I’m always keeping an eye out for sturdy kitchen equipment. Buy what you can afford, when it comes to cooking, but on my salary, I can afford aluminum baking dishes from Safeway. So yard sales are it, for me. A few weeks ago I spied two super high quality muffin tins. Sweet! I said. I need muffin tins! $5 each! For two… muffins-the-size-of-your-head muffin tins.

I figured oversized muffins were better than no muffins. So I stuffed them in the messenger bag, along with a bedskirt (I’d been looking for one of those forever! They’re either expensive or heinous. Sometimes both!), and I pedaled back home. And then I made myself some of Deborah Madison’s quinoa muffins. Some credit goes to my roommate: I stole her quinoa to make these. She didn’t mind. Why? Because they’re tasty, that’s why.

This recipe is made for regular sized muffins, not the behemoths I made, for which I just doubled the recipe and thus put twice as much batter in each muffin cup.

Quinoa Muffins
from Vegetarian Cooking for Everyone by Deborah Madison

1 cup cooked or 1/2 cup raw quinoa
1 cup whole wheat pastry flour
1 cup quinoa flour
1/4 teaspoon salt
1 teaspoon baking soda
1/2 cup packed light brown sugar
1 egg
1/4 c butter, melted, or vegetable oil
1 1/4 cups buttermilk or yogurt
1 teaspoon vanilla extract

Preheat to 375F. Spray or oil muffin tins.

If cooking quinoa, rinse it well, put it in a small saucepan with 1 cup water, and bring to a boil.
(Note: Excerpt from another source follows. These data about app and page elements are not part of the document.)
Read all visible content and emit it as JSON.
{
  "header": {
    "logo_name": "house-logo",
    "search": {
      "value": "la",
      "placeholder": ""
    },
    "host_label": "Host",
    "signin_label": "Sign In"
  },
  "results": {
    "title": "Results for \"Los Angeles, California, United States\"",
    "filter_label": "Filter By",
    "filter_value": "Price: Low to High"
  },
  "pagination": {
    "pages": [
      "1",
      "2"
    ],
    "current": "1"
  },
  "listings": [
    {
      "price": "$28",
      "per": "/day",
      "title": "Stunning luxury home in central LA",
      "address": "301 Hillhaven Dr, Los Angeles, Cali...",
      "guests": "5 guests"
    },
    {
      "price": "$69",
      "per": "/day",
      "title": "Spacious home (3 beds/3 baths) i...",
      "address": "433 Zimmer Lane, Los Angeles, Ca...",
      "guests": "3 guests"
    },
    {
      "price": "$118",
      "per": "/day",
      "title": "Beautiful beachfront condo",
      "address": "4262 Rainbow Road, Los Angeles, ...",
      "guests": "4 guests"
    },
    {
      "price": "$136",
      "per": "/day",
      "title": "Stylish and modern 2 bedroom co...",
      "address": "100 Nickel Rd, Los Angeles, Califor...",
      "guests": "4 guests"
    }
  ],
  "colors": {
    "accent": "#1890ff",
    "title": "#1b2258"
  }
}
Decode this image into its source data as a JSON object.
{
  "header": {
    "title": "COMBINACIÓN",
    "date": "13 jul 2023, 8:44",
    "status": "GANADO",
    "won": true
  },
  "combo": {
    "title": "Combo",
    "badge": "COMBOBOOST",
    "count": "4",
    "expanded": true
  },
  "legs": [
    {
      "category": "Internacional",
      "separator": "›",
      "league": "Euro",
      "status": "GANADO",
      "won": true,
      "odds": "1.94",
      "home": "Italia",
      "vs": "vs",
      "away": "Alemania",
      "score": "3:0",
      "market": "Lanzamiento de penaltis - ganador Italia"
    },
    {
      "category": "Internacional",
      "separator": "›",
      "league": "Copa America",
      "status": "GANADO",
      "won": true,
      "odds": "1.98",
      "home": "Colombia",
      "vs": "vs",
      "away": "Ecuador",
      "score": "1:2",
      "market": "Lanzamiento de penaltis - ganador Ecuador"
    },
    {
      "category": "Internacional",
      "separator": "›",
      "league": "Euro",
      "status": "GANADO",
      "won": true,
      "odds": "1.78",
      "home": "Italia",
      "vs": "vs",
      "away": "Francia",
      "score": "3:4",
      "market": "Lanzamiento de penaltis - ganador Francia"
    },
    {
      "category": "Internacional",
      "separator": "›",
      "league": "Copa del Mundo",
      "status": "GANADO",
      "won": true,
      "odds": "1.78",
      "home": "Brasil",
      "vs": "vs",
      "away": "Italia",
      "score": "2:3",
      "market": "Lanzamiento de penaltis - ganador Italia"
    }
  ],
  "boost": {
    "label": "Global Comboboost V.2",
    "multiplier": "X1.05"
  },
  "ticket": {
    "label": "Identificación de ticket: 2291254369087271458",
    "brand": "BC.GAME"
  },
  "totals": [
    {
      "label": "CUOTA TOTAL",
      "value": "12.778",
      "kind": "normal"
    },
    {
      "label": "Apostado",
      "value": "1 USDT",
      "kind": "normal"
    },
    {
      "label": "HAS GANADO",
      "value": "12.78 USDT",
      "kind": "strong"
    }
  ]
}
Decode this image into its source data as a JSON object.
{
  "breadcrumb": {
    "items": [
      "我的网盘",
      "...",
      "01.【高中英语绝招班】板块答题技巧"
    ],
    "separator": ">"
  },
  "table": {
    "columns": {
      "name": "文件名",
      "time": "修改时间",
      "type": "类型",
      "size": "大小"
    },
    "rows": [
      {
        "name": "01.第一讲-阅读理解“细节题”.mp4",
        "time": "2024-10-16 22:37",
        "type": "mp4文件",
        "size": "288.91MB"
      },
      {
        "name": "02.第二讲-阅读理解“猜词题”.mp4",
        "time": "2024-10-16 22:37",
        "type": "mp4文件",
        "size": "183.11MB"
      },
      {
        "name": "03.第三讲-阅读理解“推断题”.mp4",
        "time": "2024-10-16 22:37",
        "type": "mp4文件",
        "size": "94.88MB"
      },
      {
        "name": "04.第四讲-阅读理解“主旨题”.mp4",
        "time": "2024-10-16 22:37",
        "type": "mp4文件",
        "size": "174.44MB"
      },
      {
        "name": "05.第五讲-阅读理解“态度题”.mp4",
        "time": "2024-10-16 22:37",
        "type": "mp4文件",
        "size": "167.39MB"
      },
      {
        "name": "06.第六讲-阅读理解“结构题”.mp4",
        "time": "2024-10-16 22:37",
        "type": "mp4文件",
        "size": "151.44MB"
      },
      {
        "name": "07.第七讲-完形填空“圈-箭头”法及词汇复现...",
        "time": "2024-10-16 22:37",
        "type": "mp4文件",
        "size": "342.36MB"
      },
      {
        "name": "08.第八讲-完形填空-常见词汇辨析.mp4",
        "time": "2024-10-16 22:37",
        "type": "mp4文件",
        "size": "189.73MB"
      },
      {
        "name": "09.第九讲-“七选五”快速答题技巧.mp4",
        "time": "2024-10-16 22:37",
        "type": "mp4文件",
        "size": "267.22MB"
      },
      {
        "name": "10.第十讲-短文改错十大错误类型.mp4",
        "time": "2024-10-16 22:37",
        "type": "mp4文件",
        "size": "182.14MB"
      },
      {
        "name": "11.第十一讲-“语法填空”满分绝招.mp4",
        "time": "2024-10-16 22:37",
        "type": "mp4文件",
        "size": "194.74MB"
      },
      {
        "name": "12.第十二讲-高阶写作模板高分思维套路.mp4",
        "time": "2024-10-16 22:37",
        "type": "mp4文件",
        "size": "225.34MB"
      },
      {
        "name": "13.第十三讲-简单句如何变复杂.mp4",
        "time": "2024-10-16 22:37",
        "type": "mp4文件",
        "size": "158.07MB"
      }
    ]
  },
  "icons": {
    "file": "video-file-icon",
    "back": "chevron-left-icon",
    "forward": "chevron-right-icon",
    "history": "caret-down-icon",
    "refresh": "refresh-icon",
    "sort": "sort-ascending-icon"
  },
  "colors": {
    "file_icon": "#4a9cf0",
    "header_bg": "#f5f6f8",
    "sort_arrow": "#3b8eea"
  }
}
Simmer, covered, until the water is absorbed, about 15 minutes, then drain.

Meanwhile, combine flours, salt, soda, and sugar in a mixing bowl. Beat the egg with the oil, buttermilk, and vanilla. Stir wet ingredients into dry, add the quinoa, and mix with a spatula, scraping up from the bottom so that the flour is mixed in thoroughly. Scoop the batter into the muffin cups and bake until firm and light brown on top, 25-30 minutes.